You know who just doesn't get it? The elites of the Democratic Party, especially here in Philadelphia. The raging fire of big-money corruption continues to burn around a party that claims to be the voice of the American working class, just like that internet meme with the dog clutching his coffee mug as the walls of the cafe blaze all around him.
"This is fine."
The latest towering inferno surrounds soon-to-be-former Rep. Chaka Fattah, elected repeatedly to Congress from his poverty-wracked, predominantly non-white district that desperately needs a helping hand in Washington. Instead, according to the federal court case that resulted yesterday in 22 felony convictions for bribery and racketeering, Fattah used those hands to help himself, leaning on millionaire pals to pay everything from his mayoral campaign debts to his kid's Drexel tuition.
"Federal prosecutors don't understand the political process," Rendell said then. "They think everything is done for ulterior motives. They're very cynical. We're not all bad. We're not all evil."
And what about the thousands of protesters expected to descend upon the City of Brotherly Love? The Kenney administration, to its credit, moved to re-write the law book to prevent the embarrassing mass arrests that happened under Police Commissioner John Timoney in 2000. Then there was a loophole. Then it was fixed. Then they said they were sprucing up the shuttered Holmesburg prison. Just in case. Then a day later they said they weren't. Is Philly getting the Summer of Love, or the kind of street warfare that made 1968's DNC in Chicago infamous?

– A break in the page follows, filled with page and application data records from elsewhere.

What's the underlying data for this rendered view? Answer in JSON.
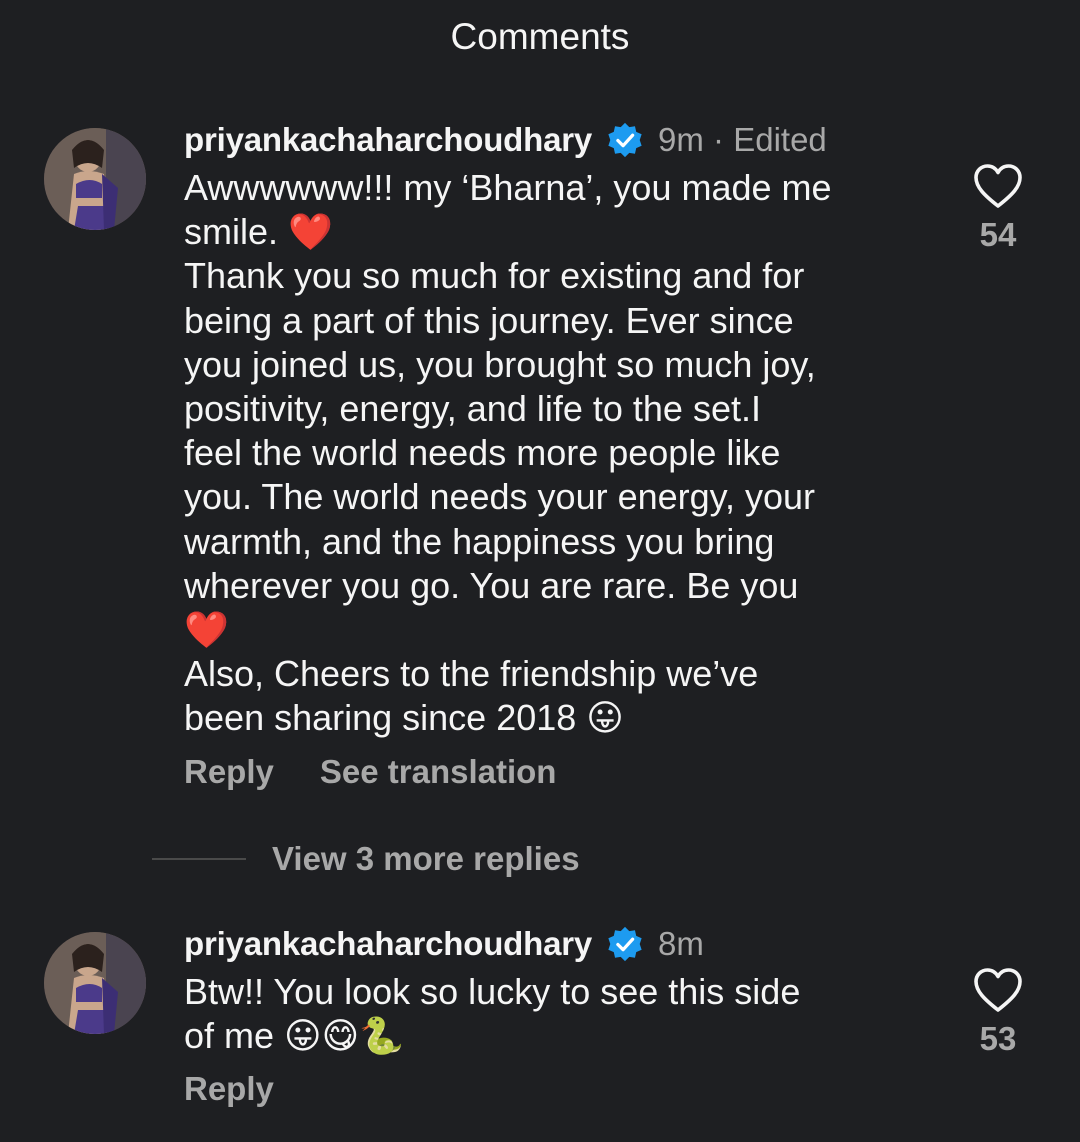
{
  "header": {
    "title": "Comments"
  },
  "comments": [
    {
      "username": "priyankachaharchoudhary",
      "time": "9m",
      "edited": "Edited",
      "text": "Awwwwww!!! my ‘Bharna’, you made me\nsmile. ❤️\nThank you so much for existing and for\nbeing a part of this journey. Ever since\nyou joined us, you brought so much joy,\npositivity, energy, and life to the set.I\nfeel the world needs more people like\nyou. The world needs your energy, your\nwarmth, and the happiness you bring\nwherever you go. You are rare. Be you\n❤️\nAlso, Cheers to the friendship we’ve\nbeen sharing since 2018 😛",
      "reply_label": "Reply",
      "translate_label": "See translation",
      "likes": "54"
    },
    {
      "username": "priyankachaharchoudhary",
      "time": "8m",
      "text": "Btw!! You look so lucky to see this side\nof me 😛😋🐍",
      "reply_label": "Reply",
      "likes": "53"
    }
  ],
  "view_more": "View 3 more replies",
  "icons": {
    "verified": "verified-badge-icon",
    "like": "heart-outline-icon"
  },
  "colors": {
    "background": "#1e1f22",
    "verified": "#1d9bf0",
    "muted": "#a8a8a8"
  }
}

Suddenly, nobody knows nothing. And after months of laid-back, no-biggie attytood about the Democratic confab (in contrast to the hype and hysteria before 2000's RNC...I was there), the civic blood pressure is starting to rise.
Which is why even a small nod toward openness by the host committee would go a long way. In the wreckage of the Fattah case (the last in a string of convictions and indictments of Philadelphia and Pennsylvania Democrats, by the way), Rendell and his fellow bigwigs are hoping to shield their dealings with the 1 Percent through what's always worked in the past: Sheer arrogance.
So, Ed Rendell, you want us to believe you when you say all politicians aren't bad or evil? It's really not that hard. Show us the money!